Date Published2013/10
Type of ArticleArticle
ISBN Number0012-821X
Accession NumberWOS:000326772300002
Keywordsage; constraints; cooling model; crust; flux; heat flow; heat flux; heat-flow; hydrothermal circulation; oceanic heat loss; oceanic lithosphere; ridge; sedimentation
Abstract

Using an updated global heat flow dataset with >14 000 oceanic measurements, we revise the estimated global power deficit due to ventilated hydrothermal circulation. This study differs from previous estimates by taking into account (1) non-Gaussian statistics, (2) an improved seafloor age model, (3) a new plate cooling model calibrated directly to heat flow, and (4) the effect of sediment cover on the heat flow deficit and ventilated cutoff age. We obtain the maximum heat flow deficit (difference between predicted and observed) when the data are separated by seafloor areas with <400 m and >= 400 m of sediment cover. The estimated power deficit (integrated heat flow deficit with respect to area) for areas of thin (<400 m) sediment cover is 7.8 TW and for areas of thick (>= 400 m) is 0.2 TW. The total power deficit, 8.0 TW with 50% of estimates falling between 5.0 and 10.0 TW, represents a similar to 30% reduction in magnitude compared with previous heat flow and fluid flow based estimates. Regions with thick, >= 400 m, sediment cover experience half the heat flow deficit for one-third of the duration (25 Ma) of regions with thin sediment cover (75 Ma). Based on this study, vigorous fluid exchange between the oceans and seafloor redistributes similar to 30% of heat lost through young oceanic crust. (C) 2013 Elsevier B.V. All rights reserved.
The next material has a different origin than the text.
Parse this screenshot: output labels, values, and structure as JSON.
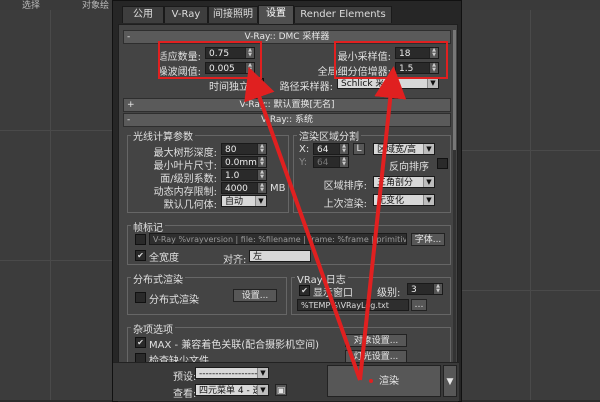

DOI10.1016/j.epsl.2013.08.016
Short TitleEarth Planet. Sci. Lett.
Integrated Research Themes: 
Student Publication: 
No